> _THE DATA_
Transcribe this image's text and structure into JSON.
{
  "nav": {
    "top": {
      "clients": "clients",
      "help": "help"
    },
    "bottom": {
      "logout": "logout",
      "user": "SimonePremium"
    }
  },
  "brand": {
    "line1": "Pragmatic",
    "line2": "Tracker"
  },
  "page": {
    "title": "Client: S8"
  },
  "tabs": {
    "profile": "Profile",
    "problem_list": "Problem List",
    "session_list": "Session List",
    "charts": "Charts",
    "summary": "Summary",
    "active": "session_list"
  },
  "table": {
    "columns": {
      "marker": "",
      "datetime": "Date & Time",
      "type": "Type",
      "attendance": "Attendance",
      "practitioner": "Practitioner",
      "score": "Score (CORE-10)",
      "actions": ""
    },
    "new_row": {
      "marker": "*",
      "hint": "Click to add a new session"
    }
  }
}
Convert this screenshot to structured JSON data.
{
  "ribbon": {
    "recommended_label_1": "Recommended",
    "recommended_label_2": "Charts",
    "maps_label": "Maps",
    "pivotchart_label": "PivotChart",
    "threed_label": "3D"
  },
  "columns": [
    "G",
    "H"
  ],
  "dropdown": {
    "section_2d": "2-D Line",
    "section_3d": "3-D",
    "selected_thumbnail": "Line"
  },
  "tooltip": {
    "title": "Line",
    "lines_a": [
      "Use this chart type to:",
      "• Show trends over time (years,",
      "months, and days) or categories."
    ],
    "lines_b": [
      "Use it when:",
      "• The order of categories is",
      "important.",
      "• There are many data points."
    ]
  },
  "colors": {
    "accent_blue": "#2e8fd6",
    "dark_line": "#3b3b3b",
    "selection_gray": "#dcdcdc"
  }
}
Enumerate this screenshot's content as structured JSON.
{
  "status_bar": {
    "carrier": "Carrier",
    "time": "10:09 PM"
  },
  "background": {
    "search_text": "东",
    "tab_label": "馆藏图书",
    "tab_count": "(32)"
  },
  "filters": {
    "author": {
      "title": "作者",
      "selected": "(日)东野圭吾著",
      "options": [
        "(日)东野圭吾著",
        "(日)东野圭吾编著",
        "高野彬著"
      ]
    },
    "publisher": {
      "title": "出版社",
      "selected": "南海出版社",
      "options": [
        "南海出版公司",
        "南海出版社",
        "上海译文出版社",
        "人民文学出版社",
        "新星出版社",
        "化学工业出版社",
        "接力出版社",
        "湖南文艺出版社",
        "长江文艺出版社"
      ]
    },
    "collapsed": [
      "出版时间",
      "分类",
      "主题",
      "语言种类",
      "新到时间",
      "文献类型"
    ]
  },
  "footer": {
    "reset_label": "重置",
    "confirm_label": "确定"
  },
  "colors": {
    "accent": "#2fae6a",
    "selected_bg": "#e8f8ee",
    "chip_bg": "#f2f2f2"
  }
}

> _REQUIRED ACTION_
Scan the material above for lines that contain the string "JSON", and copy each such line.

> _EXERCISE SOLUTION_
Transcribe this image's text and structure into JSON.
Convert this screenshot to structured JSON data.
Enumerate this screenshot's content as structured JSON.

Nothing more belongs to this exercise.